Website and app data records
══════════════════════════════

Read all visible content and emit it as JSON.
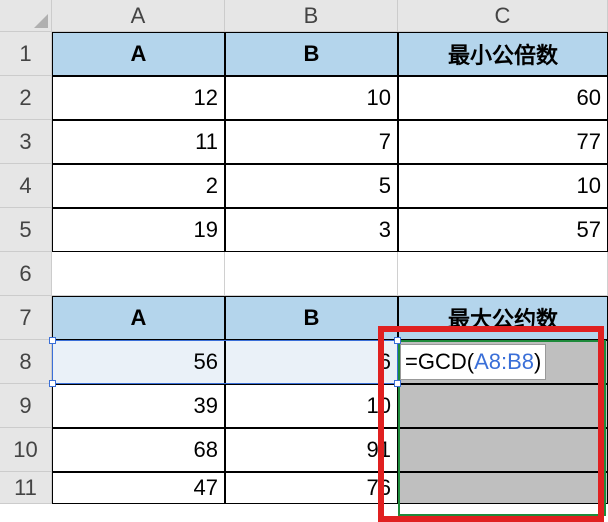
{
  "col_headers": {
    "A": "A",
    "B": "B",
    "C": "C"
  },
  "row_headers": [
    "1",
    "2",
    "3",
    "4",
    "5",
    "6",
    "7",
    "8",
    "9",
    "10",
    "11"
  ],
  "table1": {
    "headers": {
      "A": "A",
      "B": "B",
      "C": "最小公倍数"
    },
    "rows": [
      {
        "a": "12",
        "b": "10",
        "c": "60"
      },
      {
        "a": "11",
        "b": "7",
        "c": "77"
      },
      {
        "a": "2",
        "b": "5",
        "c": "10"
      },
      {
        "a": "19",
        "b": "3",
        "c": "57"
      }
    ]
  },
  "table2": {
    "headers": {
      "A": "A",
      "B": "B",
      "C": "最大公约数"
    },
    "rows": [
      {
        "a": "56",
        "b": "6"
      },
      {
        "a": "39",
        "b": "10"
      },
      {
        "a": "68",
        "b": "91"
      },
      {
        "a": "47",
        "b": "76"
      }
    ]
  },
  "formula": {
    "prefix": "=GCD(",
    "ref": "A8:B8",
    "suffix": ")"
  }
}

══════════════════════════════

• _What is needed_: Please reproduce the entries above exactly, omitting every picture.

• _Written answer_:
Read all visible content and emit it as JSON.
{
  "col_headers": {
    "A": "A",
    "B": "B",
    "C": "C"
  },
  "row_headers": [
    "1",
    "2",
    "3",
    "4",
    "5",
    "6",
    "7",
    "8",
    "9",
    "10",
    "11"
  ],
  "table1": {
    "headers": {
      "A": "A",
      "B": "B",
      "C": "最小公倍数"
    },
    "rows": [
      {
        "a": "12",
        "b": "10",
        "c": "60"
      },
      {
        "a": "11",
        "b": "7",
        "c": "77"
      },
      {
        "a": "2",
        "b": "5",
        "c": "10"
      },
      {
        "a": "19",
        "b": "3",
        "c": "57"
      }
    ]
  },
  "table2": {
    "headers": {
      "A": "A",
      "B": "B",
      "C": "最大公约数"
    },
    "rows": [
      {
        "a": "56",
        "b": "6"
      },
      {
        "a": "39",
        "b": "10"
      },
      {
        "a": "68",
        "b": "91"
      },
      {
        "a": "47",
        "b": "76"
      }
    ]
  },
  "formula": {
    "prefix": "=GCD(",
    "ref": "A8:B8",
    "suffix": ")"
  }
}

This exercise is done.